**Website and app data records:**
-=-=-=-=-

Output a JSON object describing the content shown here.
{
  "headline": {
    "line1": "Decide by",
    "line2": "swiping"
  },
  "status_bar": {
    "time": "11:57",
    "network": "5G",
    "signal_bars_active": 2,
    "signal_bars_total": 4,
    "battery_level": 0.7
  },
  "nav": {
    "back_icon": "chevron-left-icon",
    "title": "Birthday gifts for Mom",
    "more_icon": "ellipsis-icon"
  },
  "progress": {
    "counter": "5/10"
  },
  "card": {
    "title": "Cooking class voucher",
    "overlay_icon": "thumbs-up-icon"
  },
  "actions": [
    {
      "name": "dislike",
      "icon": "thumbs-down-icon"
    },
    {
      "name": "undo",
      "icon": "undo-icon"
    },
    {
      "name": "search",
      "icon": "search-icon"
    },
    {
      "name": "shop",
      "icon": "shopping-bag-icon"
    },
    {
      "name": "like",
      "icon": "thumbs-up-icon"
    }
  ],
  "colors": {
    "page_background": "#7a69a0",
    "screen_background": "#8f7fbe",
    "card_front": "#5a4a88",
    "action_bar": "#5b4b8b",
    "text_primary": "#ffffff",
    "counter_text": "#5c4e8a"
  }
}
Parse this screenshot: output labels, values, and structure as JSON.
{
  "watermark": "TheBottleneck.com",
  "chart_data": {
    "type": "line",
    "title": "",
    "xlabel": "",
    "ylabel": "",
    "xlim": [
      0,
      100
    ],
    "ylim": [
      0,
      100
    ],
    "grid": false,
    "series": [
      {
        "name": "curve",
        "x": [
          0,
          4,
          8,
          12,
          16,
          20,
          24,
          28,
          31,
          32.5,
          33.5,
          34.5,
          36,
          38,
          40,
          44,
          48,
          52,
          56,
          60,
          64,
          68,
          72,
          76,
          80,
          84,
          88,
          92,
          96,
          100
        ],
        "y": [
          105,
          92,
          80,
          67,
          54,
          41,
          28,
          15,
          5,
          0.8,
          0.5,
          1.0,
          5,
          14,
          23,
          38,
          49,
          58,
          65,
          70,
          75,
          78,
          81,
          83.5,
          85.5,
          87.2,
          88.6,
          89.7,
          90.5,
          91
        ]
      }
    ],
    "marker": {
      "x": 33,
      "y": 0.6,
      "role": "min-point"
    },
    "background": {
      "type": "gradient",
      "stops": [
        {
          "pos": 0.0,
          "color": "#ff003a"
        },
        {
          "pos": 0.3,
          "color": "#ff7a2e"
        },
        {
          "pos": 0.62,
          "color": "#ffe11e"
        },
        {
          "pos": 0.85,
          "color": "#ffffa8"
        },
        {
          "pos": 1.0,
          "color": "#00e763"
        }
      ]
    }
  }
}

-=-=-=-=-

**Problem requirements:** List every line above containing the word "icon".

**Exercise solution:**
    "back_icon": "chevron-left-icon",
    "more_icon": "ellipsis-icon"
    "overlay_icon": "thumbs-up-icon"
      "icon": "thumbs-down-icon"
      "icon": "undo-icon"
      "icon": "search-icon"
      "icon": "shopping-bag-icon"
      "icon": "thumbs-up-icon"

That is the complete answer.